YOUR TASK:
Each record below is to be retyped exactly, with its pictures omitted.

DATA EXCERPTS:

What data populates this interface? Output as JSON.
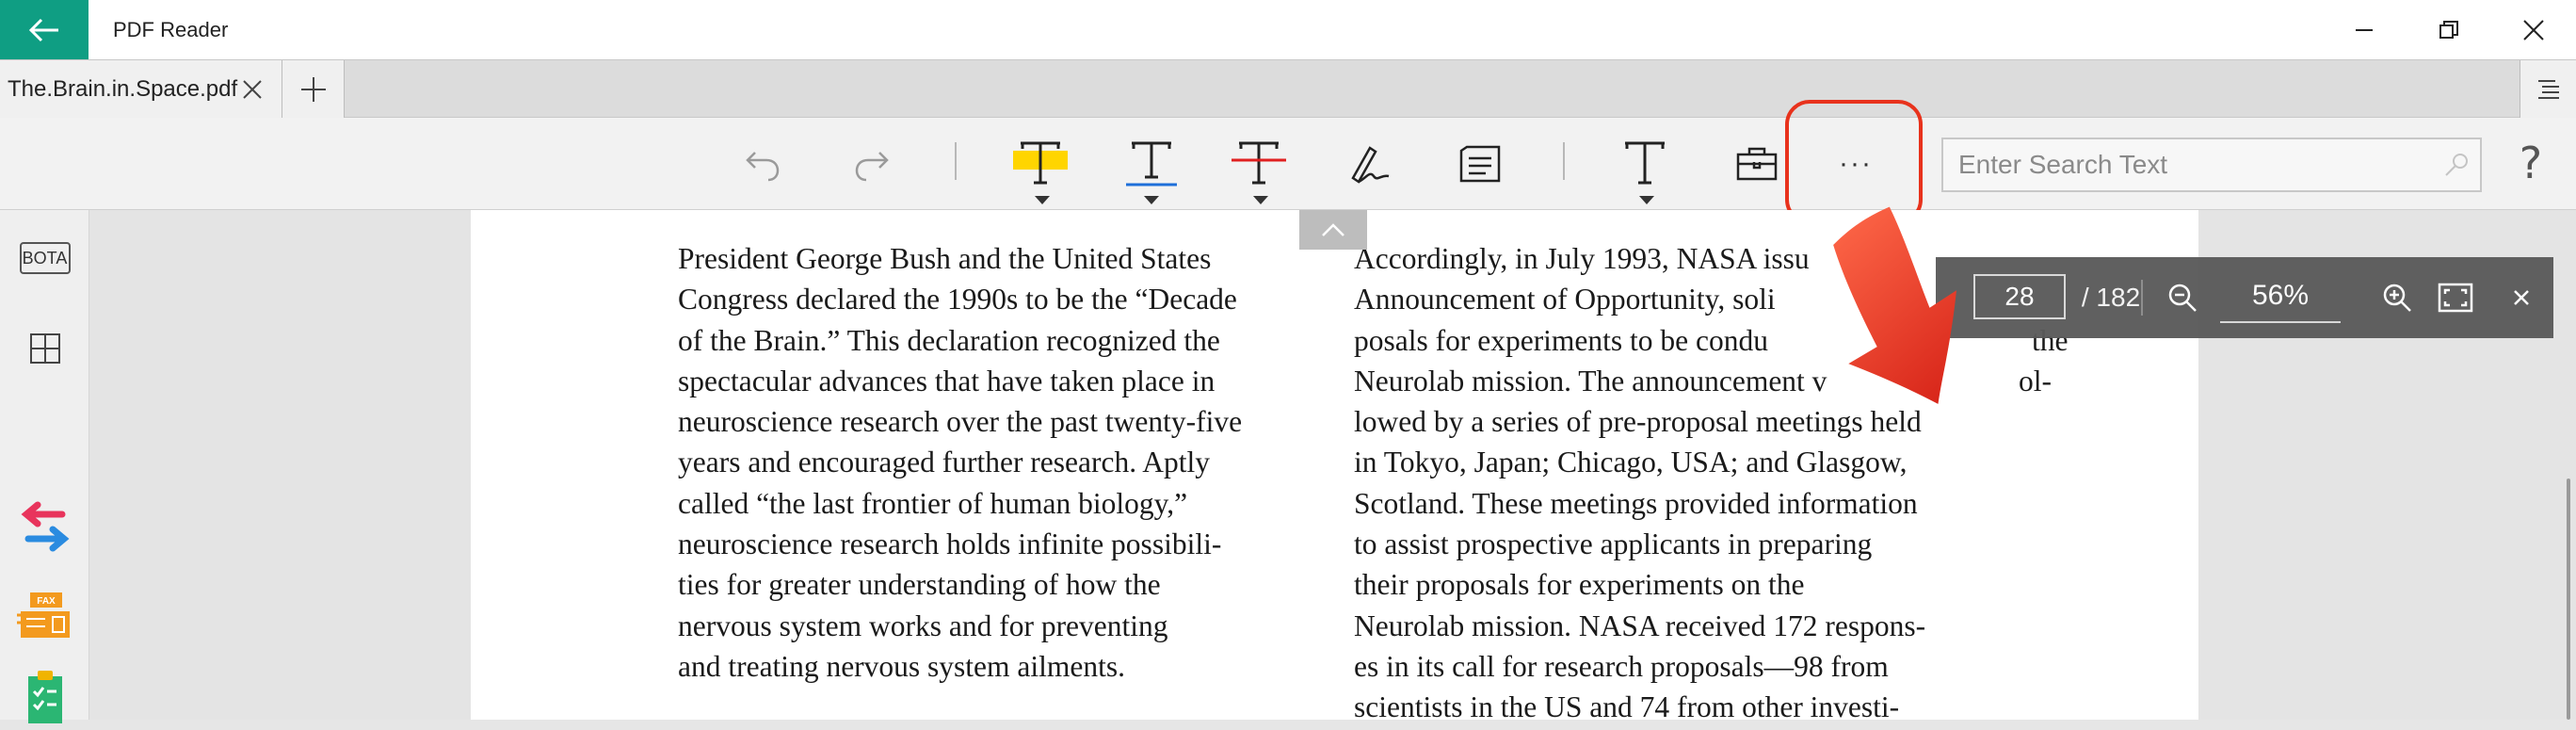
{
  "window": {
    "title": "PDF Reader",
    "controls": [
      "minimize",
      "restore",
      "close"
    ]
  },
  "tabs": [
    {
      "label": "The.Brain.in.Space.pdf",
      "active": true
    }
  ],
  "toolbar": {
    "buttons": [
      "undo-icon",
      "redo-icon",
      "highlight-text-icon",
      "underline-text-icon",
      "strikethrough-text-icon",
      "ink-signature-icon",
      "note-icon",
      "text-box-icon",
      "toolbox-icon",
      "more-icon"
    ],
    "more_label": "···",
    "highlight_color": "#ffd500",
    "underline_color": "#1e6fd9",
    "strikethrough_color": "#e02020",
    "search": {
      "placeholder": "Enter Search Text",
      "value": ""
    },
    "help_label": "?"
  },
  "sidebar": {
    "bota_label": "BOTA",
    "items": [
      "bota-icon",
      "thumbnails-icon",
      "convert-icon",
      "fax-icon",
      "form-checklist-icon"
    ],
    "fax_label": "FAX"
  },
  "document": {
    "left_column": [
      "President George Bush and the United States",
      "Congress declared the 1990s to be the “Decade",
      "of the Brain.” This declaration recognized the",
      "spectacular advances that have taken place in",
      "neuroscience research over the past twenty-five",
      "years and encouraged further research. Aptly",
      "called “the last frontier of human biology,”",
      "neuroscience research holds infinite possibili-",
      "ties for greater understanding of how the",
      "nervous system works and for preventing",
      "and treating nervous system ailments."
    ],
    "right_column": [
      "Accordingly, in July 1993, NASA issu",
      "Announcement of Opportunity, soli",
      "posals for experiments to be condu",
      "Neurolab mission. The announcement v",
      "lowed by a series of pre-proposal meetings held",
      "in Tokyo, Japan; Chicago, USA; and Glasgow,",
      "Scotland. These meetings provided information",
      "to assist prospective applicants in preparing",
      "their proposals for experiments on the",
      "Neurolab mission. NASA received 172 respons-",
      "es in its call for research proposals—98 from",
      "scientists in the US and 74 from other investi-"
    ],
    "right_fragments": {
      "line3_tail": "the",
      "line4_tail": "ol-"
    }
  },
  "page_nav": {
    "current_page": "28",
    "total_pages": "/ 182",
    "zoom": "56%"
  },
  "colors": {
    "accent": "#0f9e83",
    "pointer": "#e8321c"
  }
}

TASK SOLUTION:
What data populates this interface? Output as JSON.
{
  "window": {
    "title": "PDF Reader",
    "controls": [
      "minimize",
      "restore",
      "close"
    ]
  },
  "tabs": [
    {
      "label": "The.Brain.in.Space.pdf",
      "active": true
    }
  ],
  "toolbar": {
    "buttons": [
      "undo-icon",
      "redo-icon",
      "highlight-text-icon",
      "underline-text-icon",
      "strikethrough-text-icon",
      "ink-signature-icon",
      "note-icon",
      "text-box-icon",
      "toolbox-icon",
      "more-icon"
    ],
    "more_label": "···",
    "highlight_color": "#ffd500",
    "underline_color": "#1e6fd9",
    "strikethrough_color": "#e02020",
    "search": {
      "placeholder": "Enter Search Text",
      "value": ""
    },
    "help_label": "?"
  },
  "sidebar": {
    "bota_label": "BOTA",
    "items": [
      "bota-icon",
      "thumbnails-icon",
      "convert-icon",
      "fax-icon",
      "form-checklist-icon"
    ],
    "fax_label": "FAX"
  },
  "document": {
    "left_column": [
      "President George Bush and the United States",
      "Congress declared the 1990s to be the “Decade",
      "of the Brain.” This declaration recognized the",
      "spectacular advances that have taken place in",
      "neuroscience research over the past twenty-five",
      "years and encouraged further research. Aptly",
      "called “the last frontier of human biology,”",
      "neuroscience research holds infinite possibili-",
      "ties for greater understanding of how the",
      "nervous system works and for preventing",
      "and treating nervous system ailments."
    ],
    "right_column": [
      "Accordingly, in July 1993, NASA issu",
      "Announcement of Opportunity, soli",
      "posals for experiments to be condu",
      "Neurolab mission. The announcement v",
      "lowed by a series of pre-proposal meetings held",
      "in Tokyo, Japan; Chicago, USA; and Glasgow,",
      "Scotland. These meetings provided information",
      "to assist prospective applicants in preparing",
      "their proposals for experiments on the",
      "Neurolab mission. NASA received 172 respons-",
      "es in its call for research proposals—98 from",
      "scientists in the US and 74 from other investi-"
    ],
    "right_fragments": {
      "line3_tail": "the",
      "line4_tail": "ol-"
    }
  },
  "page_nav": {
    "current_page": "28",
    "total_pages": "/ 182",
    "zoom": "56%"
  },
  "colors": {
    "accent": "#0f9e83",
    "pointer": "#e8321c"
  }
}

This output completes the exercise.